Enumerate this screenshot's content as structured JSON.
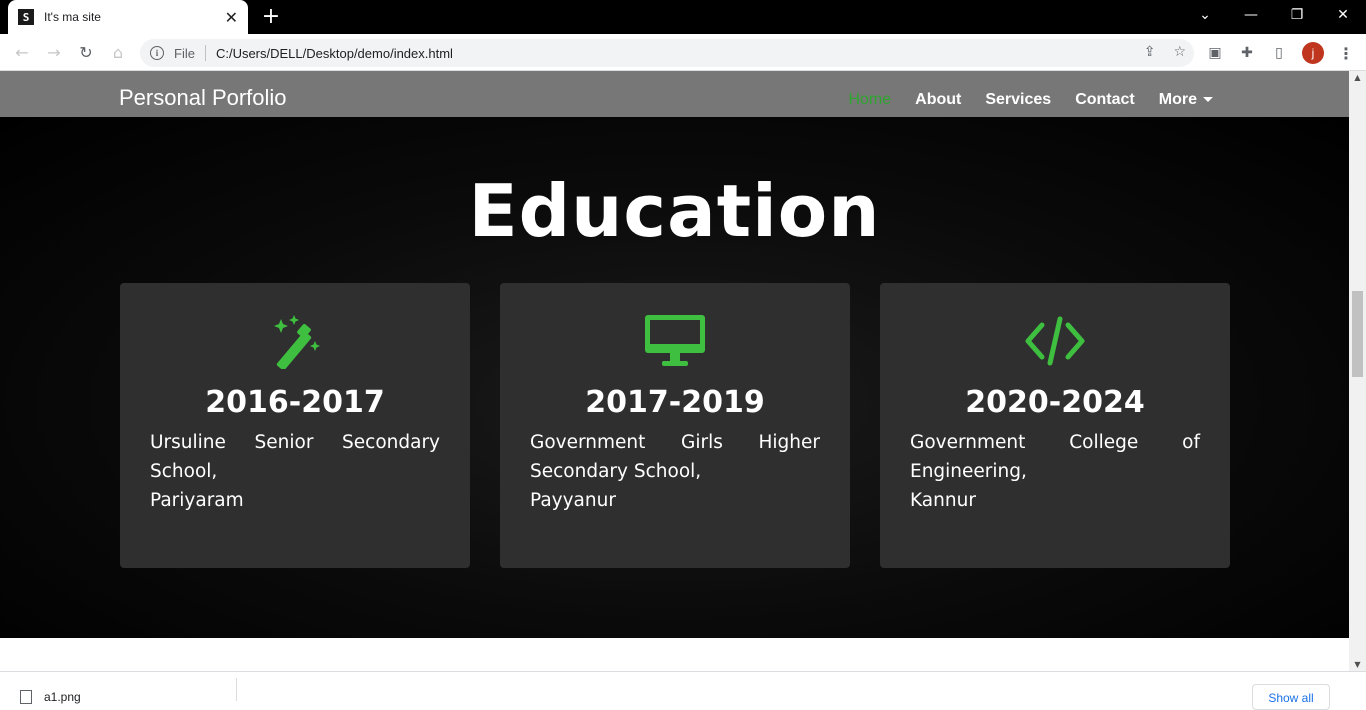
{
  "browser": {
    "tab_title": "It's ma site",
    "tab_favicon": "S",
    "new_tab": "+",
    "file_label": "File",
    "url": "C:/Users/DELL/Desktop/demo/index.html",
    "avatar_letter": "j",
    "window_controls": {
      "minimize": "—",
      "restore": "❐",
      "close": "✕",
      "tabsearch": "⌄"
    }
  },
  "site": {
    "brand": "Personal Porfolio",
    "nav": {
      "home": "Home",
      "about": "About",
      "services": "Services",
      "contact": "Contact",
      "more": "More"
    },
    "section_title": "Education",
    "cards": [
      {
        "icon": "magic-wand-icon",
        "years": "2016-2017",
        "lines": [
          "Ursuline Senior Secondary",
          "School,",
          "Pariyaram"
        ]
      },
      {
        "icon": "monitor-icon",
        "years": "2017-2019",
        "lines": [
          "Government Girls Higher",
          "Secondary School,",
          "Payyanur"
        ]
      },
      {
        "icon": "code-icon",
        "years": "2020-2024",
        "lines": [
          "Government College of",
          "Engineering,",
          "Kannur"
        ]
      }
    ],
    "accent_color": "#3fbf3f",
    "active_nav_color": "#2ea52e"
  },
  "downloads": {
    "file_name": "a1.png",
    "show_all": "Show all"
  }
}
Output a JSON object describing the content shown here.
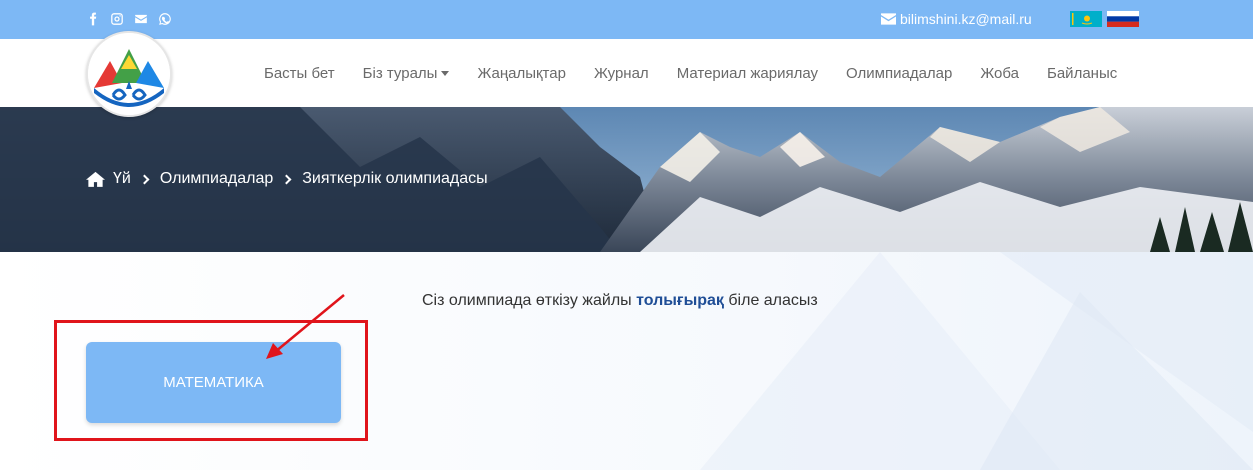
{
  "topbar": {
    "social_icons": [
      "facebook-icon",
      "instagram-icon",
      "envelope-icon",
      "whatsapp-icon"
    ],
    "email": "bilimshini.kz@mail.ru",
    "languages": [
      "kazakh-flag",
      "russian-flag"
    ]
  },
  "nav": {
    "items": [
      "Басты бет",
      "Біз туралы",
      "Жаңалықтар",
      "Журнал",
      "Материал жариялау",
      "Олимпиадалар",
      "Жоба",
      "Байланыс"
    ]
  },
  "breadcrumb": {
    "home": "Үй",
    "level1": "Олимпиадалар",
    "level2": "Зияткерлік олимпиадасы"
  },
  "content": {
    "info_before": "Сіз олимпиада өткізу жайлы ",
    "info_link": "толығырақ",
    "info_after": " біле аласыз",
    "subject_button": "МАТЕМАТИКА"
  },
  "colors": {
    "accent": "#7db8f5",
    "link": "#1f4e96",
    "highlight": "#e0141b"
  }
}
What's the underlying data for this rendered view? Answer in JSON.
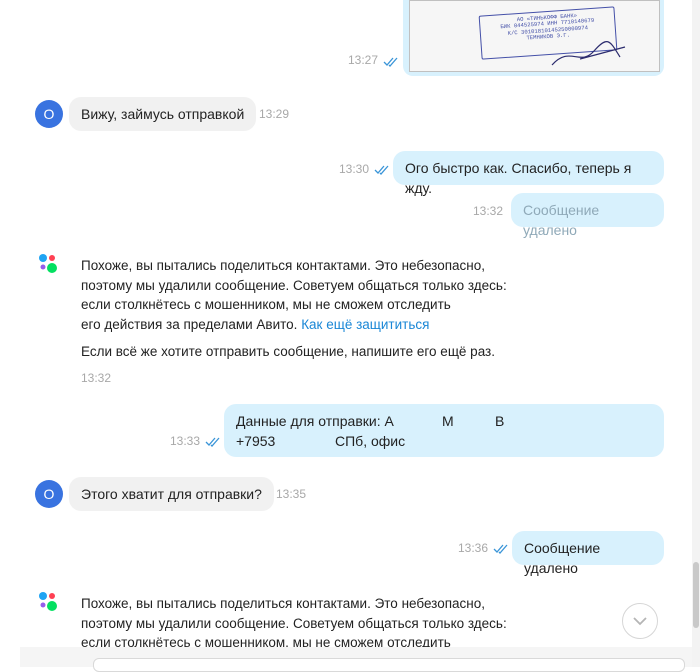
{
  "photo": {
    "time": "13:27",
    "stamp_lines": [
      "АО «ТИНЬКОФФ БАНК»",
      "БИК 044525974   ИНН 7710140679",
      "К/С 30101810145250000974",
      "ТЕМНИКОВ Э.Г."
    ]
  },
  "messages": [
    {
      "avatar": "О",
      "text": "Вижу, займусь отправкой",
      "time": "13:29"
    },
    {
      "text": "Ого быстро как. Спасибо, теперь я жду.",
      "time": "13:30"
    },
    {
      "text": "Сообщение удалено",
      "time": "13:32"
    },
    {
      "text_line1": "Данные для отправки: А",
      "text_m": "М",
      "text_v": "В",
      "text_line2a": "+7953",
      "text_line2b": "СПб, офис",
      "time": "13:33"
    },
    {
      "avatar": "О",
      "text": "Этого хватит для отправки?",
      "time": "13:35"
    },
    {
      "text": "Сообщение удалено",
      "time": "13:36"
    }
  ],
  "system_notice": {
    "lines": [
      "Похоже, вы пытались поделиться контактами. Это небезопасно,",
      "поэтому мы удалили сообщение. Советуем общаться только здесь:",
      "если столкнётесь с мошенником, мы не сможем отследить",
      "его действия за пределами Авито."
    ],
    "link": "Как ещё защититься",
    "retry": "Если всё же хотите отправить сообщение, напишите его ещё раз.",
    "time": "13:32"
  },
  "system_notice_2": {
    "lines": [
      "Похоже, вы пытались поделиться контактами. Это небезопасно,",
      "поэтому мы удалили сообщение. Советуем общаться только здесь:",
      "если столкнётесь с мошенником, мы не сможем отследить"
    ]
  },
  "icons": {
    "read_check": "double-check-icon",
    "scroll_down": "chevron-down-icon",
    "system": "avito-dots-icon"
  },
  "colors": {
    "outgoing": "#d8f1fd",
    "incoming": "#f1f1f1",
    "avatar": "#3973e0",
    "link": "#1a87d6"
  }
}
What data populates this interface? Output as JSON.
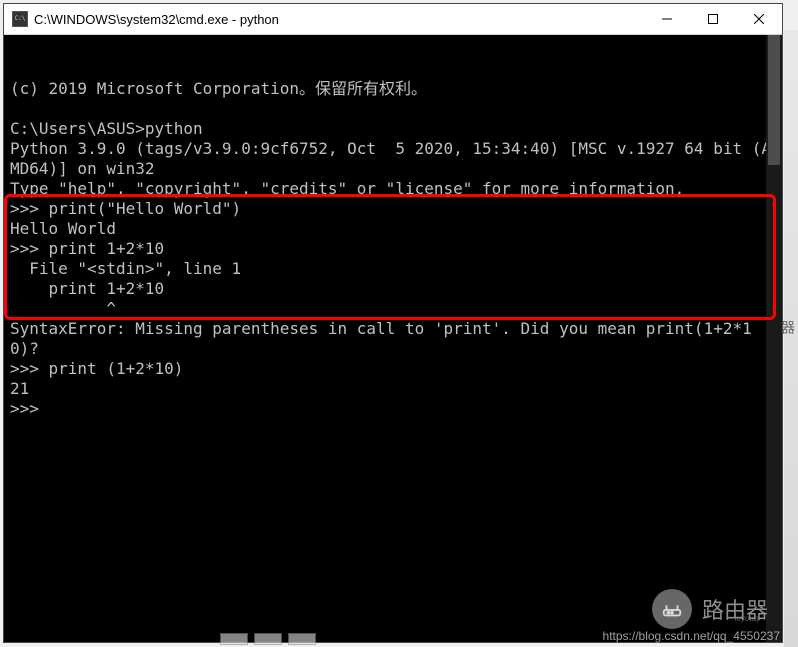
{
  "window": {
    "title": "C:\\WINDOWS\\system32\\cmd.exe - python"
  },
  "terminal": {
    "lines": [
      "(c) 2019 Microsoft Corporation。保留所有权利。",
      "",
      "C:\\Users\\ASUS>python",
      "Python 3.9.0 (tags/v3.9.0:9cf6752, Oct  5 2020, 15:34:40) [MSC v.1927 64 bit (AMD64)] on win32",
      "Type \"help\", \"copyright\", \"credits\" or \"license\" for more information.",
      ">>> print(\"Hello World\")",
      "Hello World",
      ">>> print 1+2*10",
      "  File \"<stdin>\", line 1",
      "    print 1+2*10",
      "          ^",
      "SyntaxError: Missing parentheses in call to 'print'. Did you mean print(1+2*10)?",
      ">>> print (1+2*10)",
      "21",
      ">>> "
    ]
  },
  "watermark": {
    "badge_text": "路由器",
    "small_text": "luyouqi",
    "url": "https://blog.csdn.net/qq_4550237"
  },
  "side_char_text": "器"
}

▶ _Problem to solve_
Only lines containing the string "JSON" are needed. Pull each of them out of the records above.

▶ _Solution for this task_
Enumerate this screenshot's content as structured JSON.
Output a JSON object describing the content shown here.
What's the underlying data for this rendered view? Answer in JSON.
What data populates this interface? Output as JSON.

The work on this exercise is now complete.